Recently I wrote here about how I had started to shoot 35mm film again and that I had bought a Canon EOS 5. Well this seems to have really given me the bug for film as I now have a second 35mm camera to add to my collection. This one though couldn't be more different from EOS 5, it's a Russian built Fed 2 (Type C2) built around 1958 and I have to say that this little camera has blown me away. The Fed 2 is basically a clone of a Leica, or to put it more accurately the Fed 1 was a loose clone of the Leica I and the Fed 2 evolved from that. So similar is the Fed 2 to both the Leica I and Leica II that sadly it is not uncommon for fake Leicas to have been constructed from the body of a Fed 2. Whilst these little cameras do not offer the same quality of a Leica they are packed with charm and can produce some surprisingly good results and whilst a Leica can cost anywhere from £200 to £3000, you can pick up a Fed 2 for around £25.
We all have lots of old family photos but what do you do if they are all on film? When I was a child my dad would take photos of the family and always shot of Kodak Ektachrome slide film. The vast majority was shot on 35mm film using his Nikkormat FT2 cameras but some where shot on a very basic camera using 127 film. For nearly 40 years these have been stored in their original slide carousels and boxes and recently I decided that I wanted to try and scan them all in order to make sure that there was another copy of these irreplaceable family memories but also to try and restore them to how they looked when they were first shot. Clearly this would require the use of a scanner but which one?

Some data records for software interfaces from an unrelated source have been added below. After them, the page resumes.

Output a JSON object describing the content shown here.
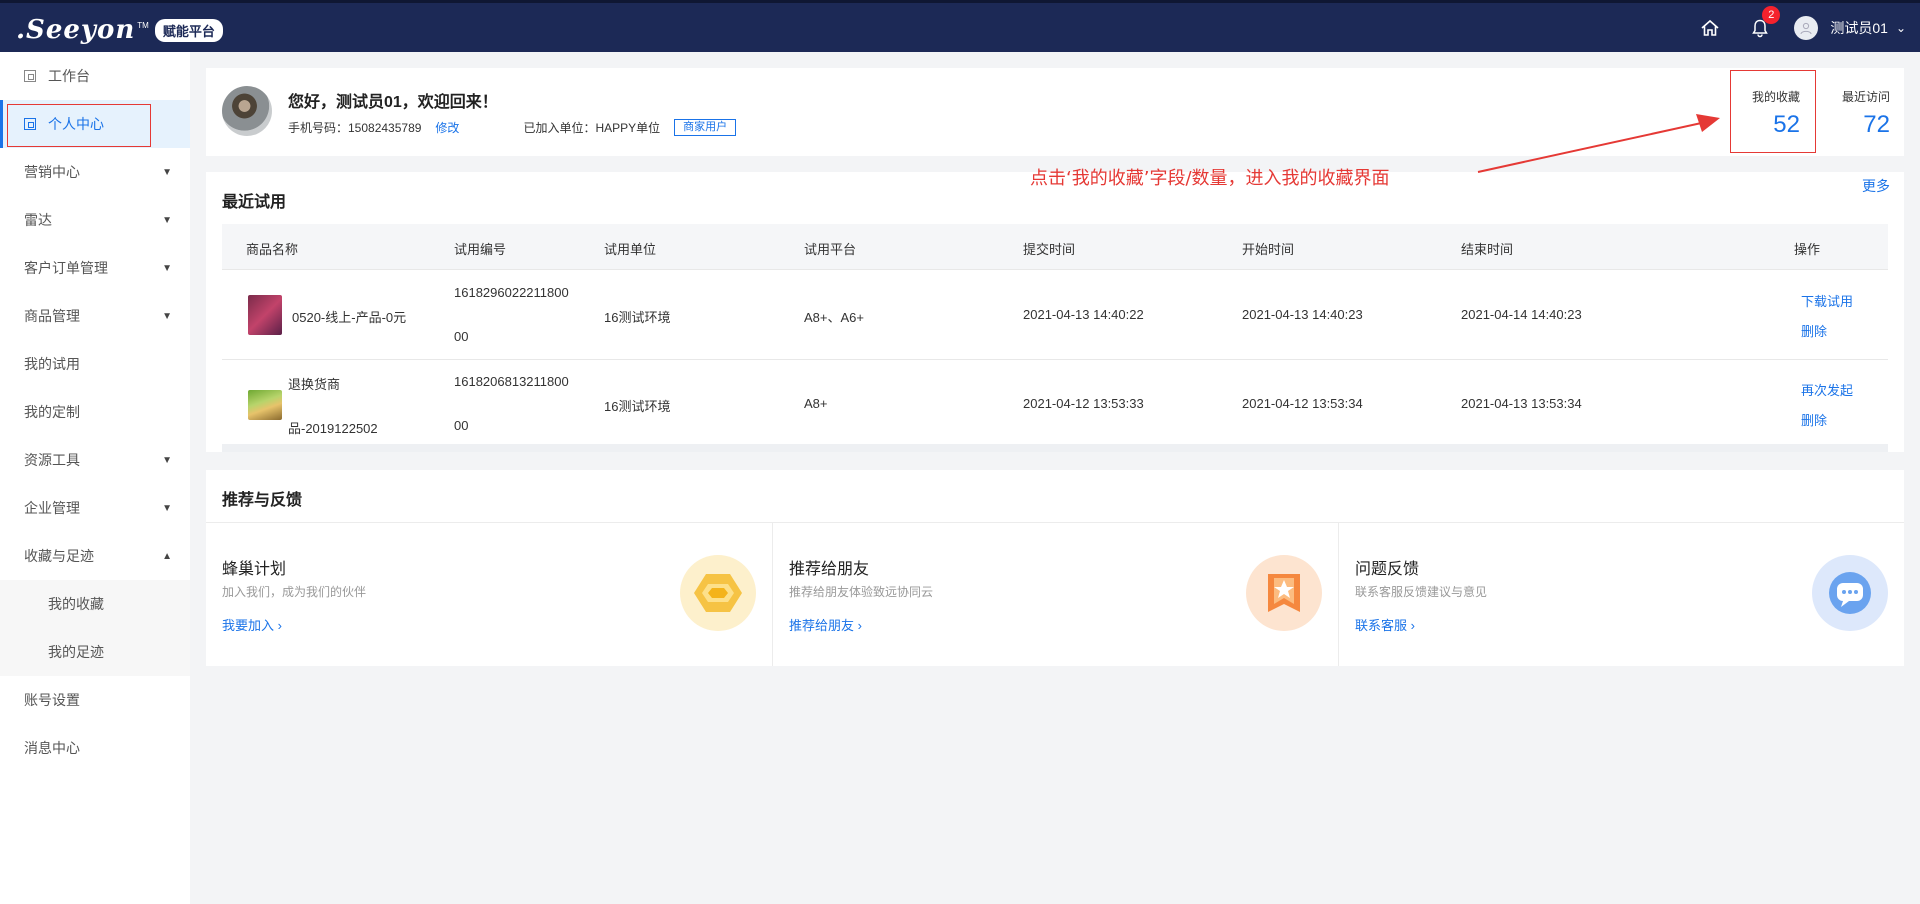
{
  "header": {
    "logo_text": ".Seeyon",
    "logo_tm": "TM",
    "logo_badge": "赋能平台",
    "notification_count": "2",
    "user_name": "测试员01"
  },
  "sidebar": {
    "items": [
      {
        "label": "工作台"
      },
      {
        "label": "个人中心"
      },
      {
        "label": "营销中心"
      },
      {
        "label": "雷达"
      },
      {
        "label": "客户订单管理"
      },
      {
        "label": "商品管理"
      },
      {
        "label": "我的试用"
      },
      {
        "label": "我的定制"
      },
      {
        "label": "资源工具"
      },
      {
        "label": "企业管理"
      },
      {
        "label": "收藏与足迹"
      },
      {
        "label": "我的收藏"
      },
      {
        "label": "我的足迹"
      },
      {
        "label": "账号设置"
      },
      {
        "label": "消息中心"
      }
    ]
  },
  "profile": {
    "greeting": "您好，测试员01，欢迎回来！",
    "phone_label": "手机号码：15082435789",
    "edit_label": "修改",
    "unit_label": "已加入单位：HAPPY单位",
    "tag": "商家用户",
    "fav_label": "我的收藏",
    "fav_value": "52",
    "recent_label": "最近访问",
    "recent_value": "72"
  },
  "annotation": {
    "text": "点击‘我的收藏’字段/数量，进入我的收藏界面"
  },
  "trials": {
    "title": "最近试用",
    "more": "更多",
    "columns": [
      "商品名称",
      "试用编号",
      "试用单位",
      "试用平台",
      "提交时间",
      "开始时间",
      "结束时间",
      "操作"
    ],
    "rows": [
      {
        "name": "0520-线上-产品-0元",
        "name_line2": "",
        "code_line1": "1618296022211800",
        "code_line2": "00",
        "unit": "16测试环境",
        "platform": "A8+、A6+",
        "submit": "2021-04-13 14:40:22",
        "start": "2021-04-13 14:40:23",
        "end": "2021-04-14 14:40:23",
        "op1": "下载试用",
        "op2": "删除"
      },
      {
        "name": "退换货商",
        "name_line2": "品-2019122502",
        "code_line1": "1618206813211800",
        "code_line2": "00",
        "unit": "16测试环境",
        "platform": "A8+",
        "submit": "2021-04-12 13:53:33",
        "start": "2021-04-12 13:53:34",
        "end": "2021-04-13 13:53:34",
        "op1": "再次发起",
        "op2": "删除"
      }
    ]
  },
  "recommend": {
    "title": "推荐与反馈",
    "items": [
      {
        "name": "蜂巢计划",
        "desc": "加入我们，成为我们的伙伴",
        "link": "我要加入"
      },
      {
        "name": "推荐给朋友",
        "desc": "推荐给朋友体验致远协同云",
        "link": "推荐给朋友"
      },
      {
        "name": "问题反馈",
        "desc": "联系客服反馈建议与意见",
        "link": "联系客服"
      }
    ]
  }
}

In January 2012 Kodak announced that it was filing for bankruptcy protection, a company with a 133 year history in photography was going out of business. So film is finally dead? I don't think that could be further from the truth. Over the past few months I have been scanning all of my dad's old 35mm slides that he took of us as kids (see my article here) and during this process I have grown to really love the look, feel and quality of film. So much so in fact that I have recently bought a 35mm cameras! Using this cameras has done several things for me. It's made me passionate about photography again, it's taught me a lot about photography, it's changed my view on digital photography in a way I didn't think it would and it's confirmed to me that film is far, far from dead but actually a quietly thriving area of photography.
How do you carry your camera? Perhaps you've not thought about it much or perhaps you've just never thought that there was any other choice other than to hang it around your neck or off your shoulder? It's probably fair to say that most photographers haven't really given much thought to their choice of camera strap but I would think that it is also fair to say that a large percentage of photographers don't like the standard straps that come with all cameras and who can blame them, what's to like about them?
I'm pleased to announce that I am now able to offer prints of my work through this website. I have teamed up with Photobox, one of the best online digital labs in the country, to offer a range of print sizes as well as Acrylic & Canvas prints. Photobox handle the entire order, from processing your payment (all credit and debit cards are accepted), to printing and posting of your print and so your orders are entirely safe and secure. You can access my gallery on Photobox from where you can order your prints by clicking on Buy Prints in the menu above or by clicking here.
In September 2005 my wife and I made our first trip to the Lake District and we loved it so much that we vowed to return. Well almost exactly 4 years later we did just that and have just returned from a two week holiday up there. Whereas last time we stayed in the tiny village of Troutbeck close to Windermere, this time we stayed practically on the banks of Ullswater close to the lovely village of Pooley Bridge.
- Lake District
- St Martins Church
- Church of St Martin
- St Peters Church
- Aira Force
- Aira Beck
- Heat of the Lakes
- Wreay Mansions
- Pooley Bridge
- All Saints Church
- Scale Force
- Honister Pass
- Slate Mine
- Derwent Water
- Lantys Tarn
- Brougham Castle
This weekend we made a trip to Howletts Wild Animal Park in Kent primarily as a birthday treat for my wife's niece but I also took my camera gear with me in the hope of getting some new shots of the animals. So I took along my Canon EOS 30D and my Canon 70-200 f/2.8 L USM along with my Canon 2x Teleconverter and a monopod to see what I could get.
Last weekend we visited Standen which is owned by the National Trust which is a lovely house set in beautiful grounds in East Grinstead, West Sussex. Not only is it a nice place to simply look around but it also meant that I could try and get a few photos of the many flowers there as I don't often photograph floral subjects.
Memory cards can be a hot topic among photographers with many staying loyal to one brand whilst others will buy whatever is available. What is for certain though is that it is often a case of 'you get what you pay for'. Prices for the same capacity memory card can vary wildly with differences of over £20 between the cheapest and most expensive, a difference so large than often you can buy 2 cheap memory cards for the price of one expensive one. Often you will read reports of cheap memory cards either being so much slower or unreliable with high failure rates compared to their more expensive counter parts but is that always the case?